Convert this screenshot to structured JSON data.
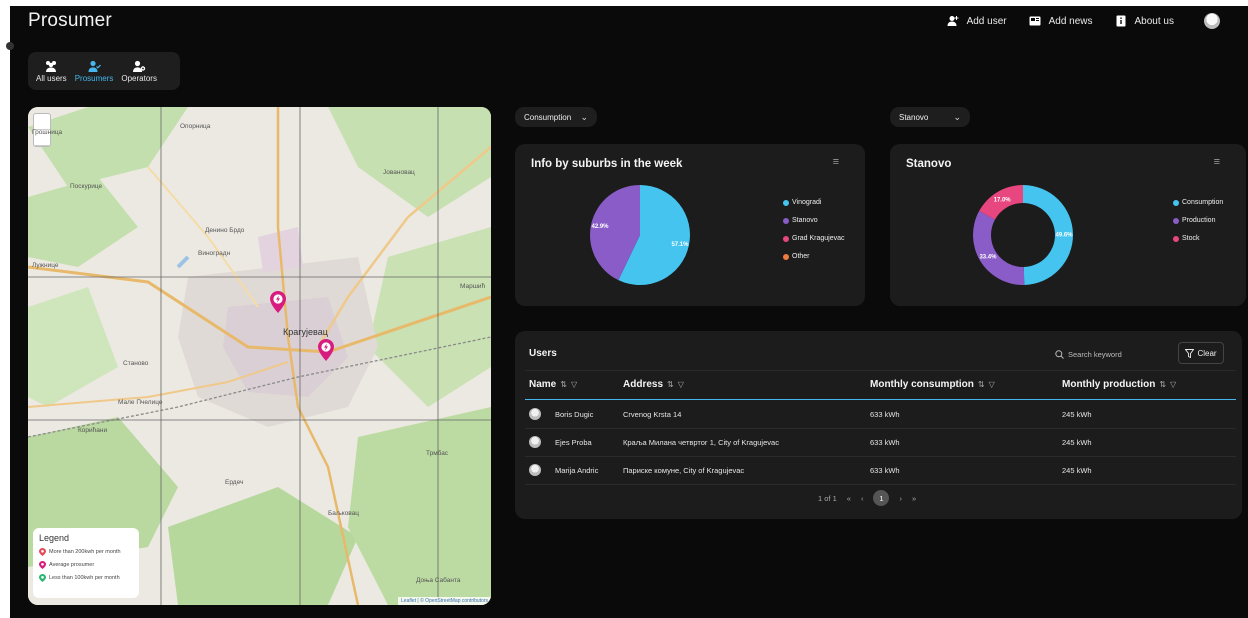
{
  "app": {
    "title": "Prosumer",
    "top_actions": [
      {
        "label": "Add user",
        "icon": "add-user-icon"
      },
      {
        "label": "Add news",
        "icon": "news-icon"
      },
      {
        "label": "About us",
        "icon": "info-book-icon"
      }
    ]
  },
  "user_tabs": [
    {
      "label": "All users",
      "icon": "users-group-icon",
      "active": false
    },
    {
      "label": "Prosumers",
      "icon": "user-check-icon",
      "active": true
    },
    {
      "label": "Operators",
      "icon": "user-gear-icon",
      "active": false
    }
  ],
  "map": {
    "labels": {
      "city": "Крагујевац",
      "l1": "Опорница",
      "l2": "Јовановац",
      "l3": "Поскурице",
      "l4": "Денино Брдо",
      "l5": "Виноградн",
      "l6": "Станово",
      "l7": "Мале Пчелице",
      "l8": "Корићани",
      "l9": "Трмбас",
      "l10": "Баљковац",
      "l11": "Доња Сабанта",
      "l12": "Маршић",
      "l13": "Ердеч",
      "l14": "Грошница",
      "l15": "Лужнице"
    },
    "legend": {
      "title": "Legend",
      "items": [
        {
          "label": "More than 200kwh per month",
          "color": "#e44a5a"
        },
        {
          "label": "Average prosumer",
          "color": "#d81b7f"
        },
        {
          "label": "Less than 100kwh per month",
          "color": "#2bb673"
        }
      ]
    },
    "attribution": "Leaflet | © OpenStreetMap contributors"
  },
  "filters": {
    "metric": "Consumption",
    "suburb": "Stanovo"
  },
  "colors": {
    "cyan": "#45c4f0",
    "purple": "#8a5cc8",
    "pink": "#e8467e",
    "orange": "#f07b3f",
    "accent": "#46b6ec"
  },
  "pie_card": {
    "title": "Info by suburbs in the week",
    "legend": [
      "Vinogradi",
      "Stanovo",
      "Grad Kragujevac",
      "Other"
    ]
  },
  "donut_card": {
    "title": "Stanovo",
    "legend": [
      "Consumption",
      "Production",
      "Stock"
    ]
  },
  "chart_data": [
    {
      "type": "pie",
      "categories": [
        "Vinogradi",
        "Stanovo",
        "Grad Kragujevac",
        "Other"
      ],
      "values": [
        57.1,
        42.9,
        0,
        0
      ],
      "labels": [
        "57.1%",
        "42.9%"
      ],
      "title": "Info by suburbs in the week",
      "legend_position": "right"
    },
    {
      "type": "pie",
      "donut": true,
      "categories": [
        "Consumption",
        "Production",
        "Stock"
      ],
      "values": [
        49.6,
        33.4,
        17.0
      ],
      "labels": [
        "49.6%",
        "33.4%",
        "17.0%"
      ],
      "title": "Stanovo",
      "legend_position": "right"
    }
  ],
  "users_table": {
    "title": "Users",
    "search_placeholder": "Search keyword",
    "clear_label": "Clear",
    "columns": [
      "Name",
      "Address",
      "Monthly consumption",
      "Monthly production"
    ],
    "rows": [
      {
        "name": "Boris Dugic",
        "address": "Crvenog Krsta 14",
        "consumption": "633 kWh",
        "production": "245 kWh"
      },
      {
        "name": "Ejes Proba",
        "address": "Краља Милана четвртог 1, City of Kragujevac",
        "consumption": "633 kWh",
        "production": "245 kWh"
      },
      {
        "name": "Marija Andric",
        "address": "Париске комуне, City of Kragujevac",
        "consumption": "633 kWh",
        "production": "245 kWh"
      }
    ],
    "pagination": {
      "summary": "1 of 1",
      "current": "1",
      "first": "«",
      "prev": "‹",
      "next": "›",
      "last": "»"
    }
  }
}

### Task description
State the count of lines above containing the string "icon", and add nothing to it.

### Answer section
6